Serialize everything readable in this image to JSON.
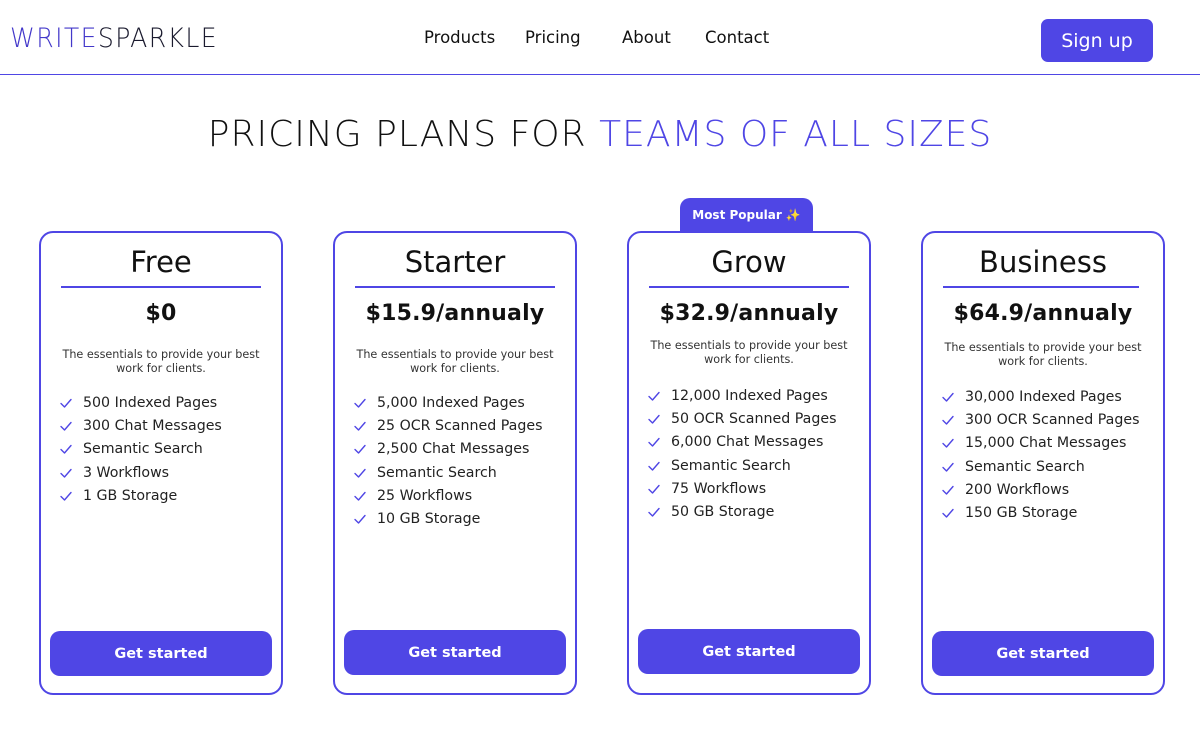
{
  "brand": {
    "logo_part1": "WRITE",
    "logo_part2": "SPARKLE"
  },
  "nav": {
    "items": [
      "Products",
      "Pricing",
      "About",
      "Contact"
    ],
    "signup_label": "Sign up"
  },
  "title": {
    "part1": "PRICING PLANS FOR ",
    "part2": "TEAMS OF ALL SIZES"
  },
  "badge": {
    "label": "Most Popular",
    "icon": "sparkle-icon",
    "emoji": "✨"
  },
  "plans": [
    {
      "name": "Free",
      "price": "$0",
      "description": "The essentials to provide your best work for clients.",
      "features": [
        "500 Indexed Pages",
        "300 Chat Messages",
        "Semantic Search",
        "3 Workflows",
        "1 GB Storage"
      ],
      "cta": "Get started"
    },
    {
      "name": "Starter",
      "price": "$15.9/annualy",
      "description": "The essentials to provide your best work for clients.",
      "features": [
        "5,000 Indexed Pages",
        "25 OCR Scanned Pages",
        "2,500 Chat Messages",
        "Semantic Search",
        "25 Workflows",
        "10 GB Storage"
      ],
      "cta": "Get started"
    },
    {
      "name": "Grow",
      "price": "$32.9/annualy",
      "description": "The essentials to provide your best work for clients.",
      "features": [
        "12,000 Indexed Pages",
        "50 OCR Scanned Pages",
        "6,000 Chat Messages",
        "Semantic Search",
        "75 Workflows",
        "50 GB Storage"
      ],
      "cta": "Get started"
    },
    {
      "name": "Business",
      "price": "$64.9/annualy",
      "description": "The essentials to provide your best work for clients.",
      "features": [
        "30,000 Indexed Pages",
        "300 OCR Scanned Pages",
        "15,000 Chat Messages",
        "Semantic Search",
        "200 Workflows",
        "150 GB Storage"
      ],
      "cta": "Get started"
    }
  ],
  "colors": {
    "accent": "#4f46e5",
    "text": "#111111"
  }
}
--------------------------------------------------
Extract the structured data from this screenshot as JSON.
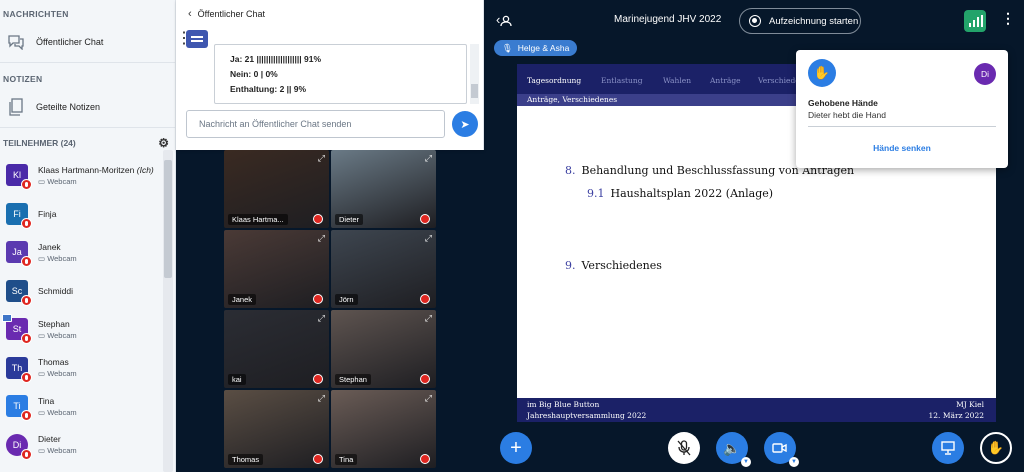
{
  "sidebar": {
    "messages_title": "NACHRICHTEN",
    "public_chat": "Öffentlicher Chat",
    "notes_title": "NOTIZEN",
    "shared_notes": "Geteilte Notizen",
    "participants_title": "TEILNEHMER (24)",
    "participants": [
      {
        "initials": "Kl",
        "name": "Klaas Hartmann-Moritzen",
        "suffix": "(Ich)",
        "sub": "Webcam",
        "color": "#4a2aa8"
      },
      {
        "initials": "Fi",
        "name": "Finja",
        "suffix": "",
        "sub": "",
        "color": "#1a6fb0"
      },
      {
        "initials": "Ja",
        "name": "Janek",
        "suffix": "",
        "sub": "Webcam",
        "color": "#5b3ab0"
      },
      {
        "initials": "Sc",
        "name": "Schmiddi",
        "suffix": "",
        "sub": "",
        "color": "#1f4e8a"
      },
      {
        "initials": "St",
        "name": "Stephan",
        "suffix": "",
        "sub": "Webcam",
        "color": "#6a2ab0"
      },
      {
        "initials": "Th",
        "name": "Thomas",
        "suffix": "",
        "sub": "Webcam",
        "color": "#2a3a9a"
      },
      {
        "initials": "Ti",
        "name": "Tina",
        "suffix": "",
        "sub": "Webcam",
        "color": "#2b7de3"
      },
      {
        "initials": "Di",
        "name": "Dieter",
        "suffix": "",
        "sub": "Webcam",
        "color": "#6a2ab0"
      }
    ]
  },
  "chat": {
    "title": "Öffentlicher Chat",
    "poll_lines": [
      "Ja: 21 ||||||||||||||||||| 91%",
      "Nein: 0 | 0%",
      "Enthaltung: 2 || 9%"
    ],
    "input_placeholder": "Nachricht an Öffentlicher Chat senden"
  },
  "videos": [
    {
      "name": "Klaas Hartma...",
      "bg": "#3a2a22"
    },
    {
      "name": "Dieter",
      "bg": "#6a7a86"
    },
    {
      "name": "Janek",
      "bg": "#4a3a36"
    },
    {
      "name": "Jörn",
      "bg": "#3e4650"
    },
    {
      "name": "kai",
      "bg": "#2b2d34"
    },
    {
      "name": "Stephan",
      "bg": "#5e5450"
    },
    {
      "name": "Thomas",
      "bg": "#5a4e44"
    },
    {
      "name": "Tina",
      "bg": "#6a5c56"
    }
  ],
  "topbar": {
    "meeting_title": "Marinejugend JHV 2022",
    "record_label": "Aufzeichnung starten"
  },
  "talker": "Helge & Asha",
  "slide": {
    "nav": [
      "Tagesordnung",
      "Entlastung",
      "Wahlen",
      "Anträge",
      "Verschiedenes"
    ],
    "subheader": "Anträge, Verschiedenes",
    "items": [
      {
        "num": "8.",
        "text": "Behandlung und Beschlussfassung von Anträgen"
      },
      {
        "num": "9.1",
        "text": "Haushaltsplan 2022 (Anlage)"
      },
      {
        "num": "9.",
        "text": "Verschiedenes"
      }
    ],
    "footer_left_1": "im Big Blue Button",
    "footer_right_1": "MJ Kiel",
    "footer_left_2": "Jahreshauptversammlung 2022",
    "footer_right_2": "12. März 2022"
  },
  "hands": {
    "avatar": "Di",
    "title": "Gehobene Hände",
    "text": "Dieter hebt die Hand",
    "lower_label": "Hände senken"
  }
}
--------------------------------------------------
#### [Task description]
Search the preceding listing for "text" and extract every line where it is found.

#### [Output]
    "text": "#111111"
        "text": "Behandlung und Beschlussfassung von Anträgen"
        "text": "Haushaltsplan 2022 (Anlage)"
        "text": "Verschiedenes"
    "text": "Dieter hebt die Hand",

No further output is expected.